- WHAT THIS TASK INVOLVES -
For the word "screenshot", report how many lines of the records below contain it, and nothing more.

Excerpts from an interface dataset:
- - -

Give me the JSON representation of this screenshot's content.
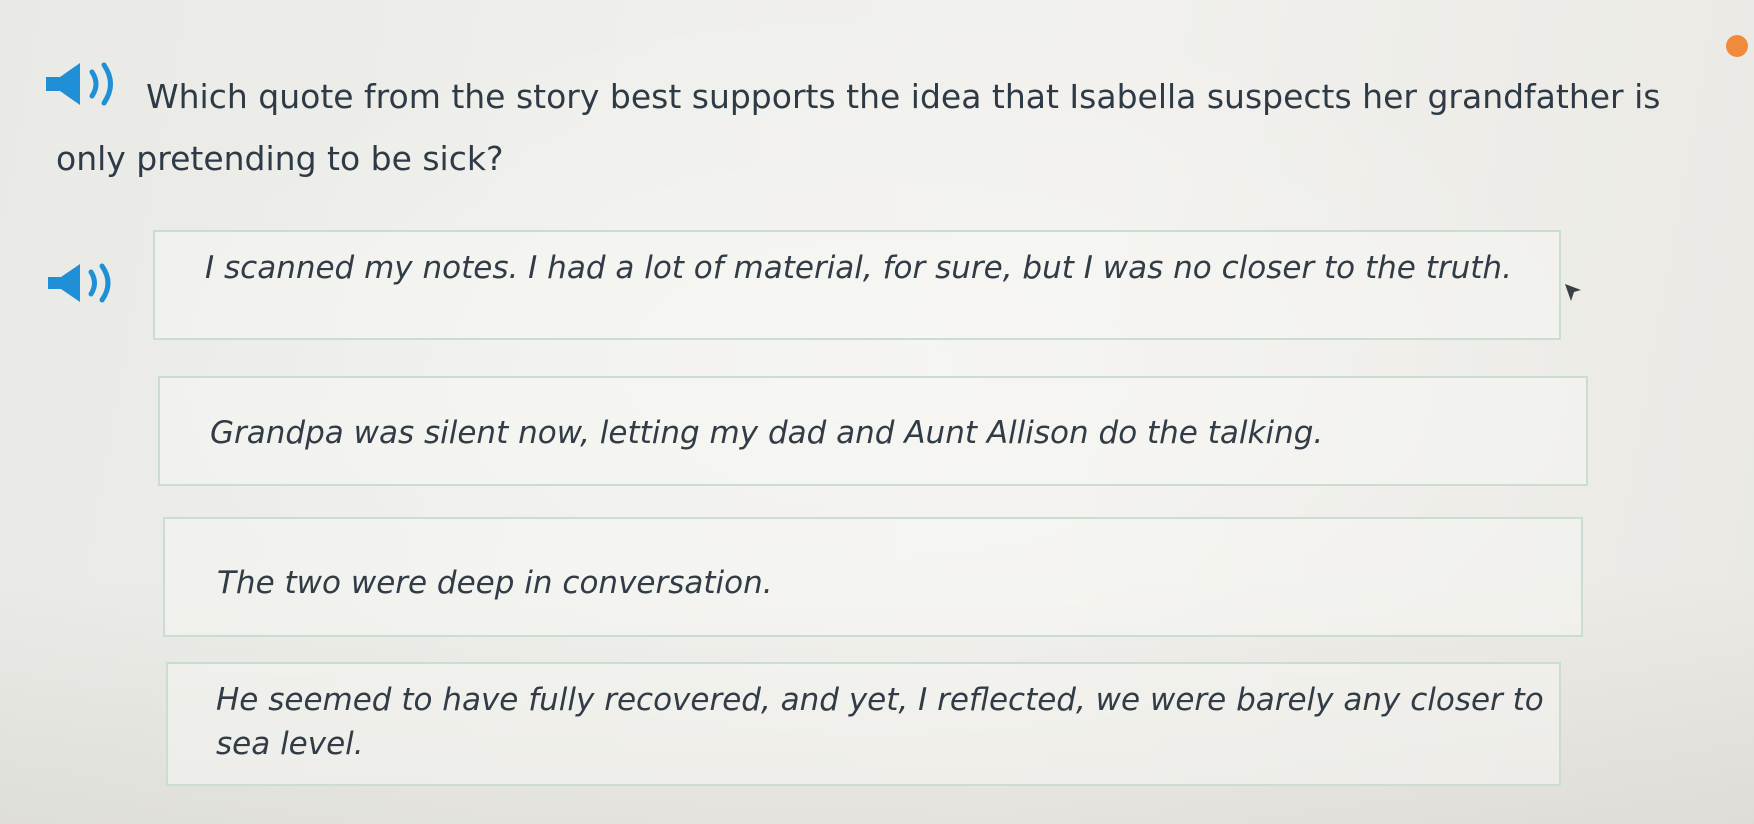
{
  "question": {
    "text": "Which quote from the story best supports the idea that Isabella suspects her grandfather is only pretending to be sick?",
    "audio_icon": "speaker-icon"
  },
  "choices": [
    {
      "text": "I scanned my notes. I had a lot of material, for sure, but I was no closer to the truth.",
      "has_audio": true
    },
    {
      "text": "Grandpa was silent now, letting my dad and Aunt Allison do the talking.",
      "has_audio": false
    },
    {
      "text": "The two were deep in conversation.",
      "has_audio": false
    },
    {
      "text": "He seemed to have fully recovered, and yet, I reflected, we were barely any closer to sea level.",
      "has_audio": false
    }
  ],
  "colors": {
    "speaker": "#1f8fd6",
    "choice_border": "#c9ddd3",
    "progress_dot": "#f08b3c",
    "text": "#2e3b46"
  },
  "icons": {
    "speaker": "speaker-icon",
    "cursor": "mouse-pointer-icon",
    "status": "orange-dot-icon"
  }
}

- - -

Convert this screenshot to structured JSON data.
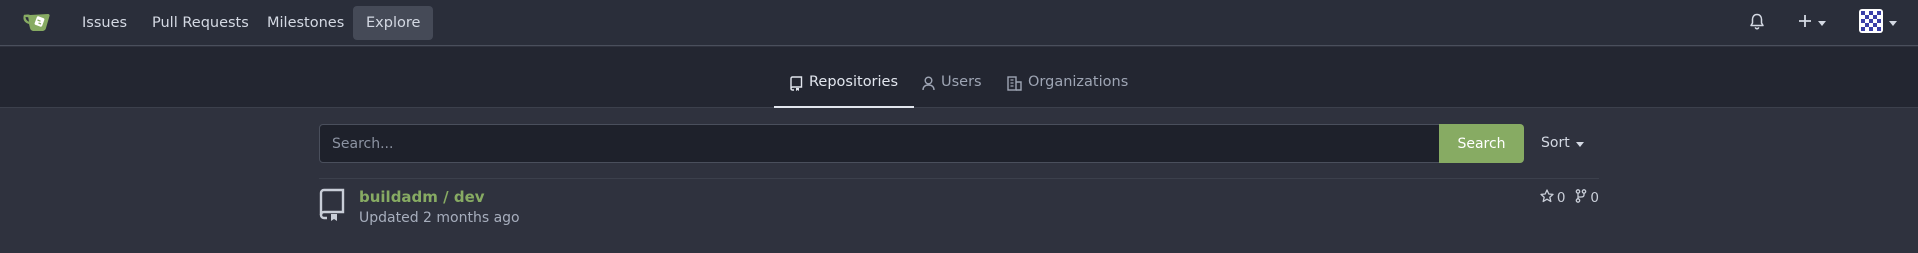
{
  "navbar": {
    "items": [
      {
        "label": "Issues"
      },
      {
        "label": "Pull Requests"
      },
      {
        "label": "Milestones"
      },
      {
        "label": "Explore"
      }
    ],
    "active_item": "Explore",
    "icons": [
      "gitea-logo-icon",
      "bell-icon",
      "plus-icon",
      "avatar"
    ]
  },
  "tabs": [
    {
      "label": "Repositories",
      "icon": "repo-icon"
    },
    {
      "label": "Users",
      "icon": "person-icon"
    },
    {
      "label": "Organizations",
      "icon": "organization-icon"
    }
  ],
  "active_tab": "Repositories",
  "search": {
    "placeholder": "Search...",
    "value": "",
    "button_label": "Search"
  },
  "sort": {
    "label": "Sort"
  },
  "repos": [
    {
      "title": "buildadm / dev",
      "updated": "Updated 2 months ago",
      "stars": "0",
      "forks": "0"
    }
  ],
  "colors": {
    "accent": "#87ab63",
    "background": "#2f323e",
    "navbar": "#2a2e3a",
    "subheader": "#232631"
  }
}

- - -

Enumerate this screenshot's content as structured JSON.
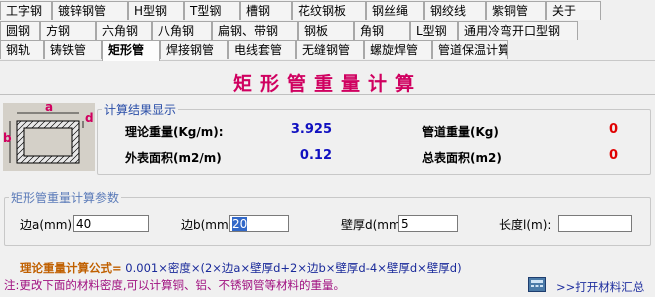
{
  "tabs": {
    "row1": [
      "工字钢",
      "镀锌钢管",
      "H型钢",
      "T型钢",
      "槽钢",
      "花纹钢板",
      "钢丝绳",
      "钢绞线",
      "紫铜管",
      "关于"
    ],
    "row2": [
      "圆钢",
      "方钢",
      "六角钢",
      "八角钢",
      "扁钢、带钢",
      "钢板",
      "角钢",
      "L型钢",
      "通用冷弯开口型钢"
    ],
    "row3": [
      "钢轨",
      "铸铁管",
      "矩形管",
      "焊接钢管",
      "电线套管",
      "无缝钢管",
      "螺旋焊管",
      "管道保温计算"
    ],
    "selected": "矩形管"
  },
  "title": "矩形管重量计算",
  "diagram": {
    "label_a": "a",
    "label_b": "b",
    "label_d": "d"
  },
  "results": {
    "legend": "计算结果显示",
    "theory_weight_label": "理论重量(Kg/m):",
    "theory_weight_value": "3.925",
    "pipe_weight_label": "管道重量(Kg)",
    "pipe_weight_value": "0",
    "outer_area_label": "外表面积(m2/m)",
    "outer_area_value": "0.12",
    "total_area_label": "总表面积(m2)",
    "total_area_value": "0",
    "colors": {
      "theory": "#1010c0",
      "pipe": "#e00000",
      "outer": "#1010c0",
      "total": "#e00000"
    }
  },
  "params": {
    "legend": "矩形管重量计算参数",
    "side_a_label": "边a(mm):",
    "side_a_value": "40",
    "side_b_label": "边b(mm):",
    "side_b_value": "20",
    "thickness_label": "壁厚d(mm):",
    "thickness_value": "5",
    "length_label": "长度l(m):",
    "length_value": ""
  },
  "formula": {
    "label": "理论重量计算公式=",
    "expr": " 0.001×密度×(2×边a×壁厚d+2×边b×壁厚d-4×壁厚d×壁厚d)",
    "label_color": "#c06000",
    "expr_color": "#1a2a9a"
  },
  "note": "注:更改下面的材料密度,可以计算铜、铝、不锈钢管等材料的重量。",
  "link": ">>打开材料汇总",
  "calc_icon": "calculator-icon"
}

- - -

- YOUR SOLUTION -
3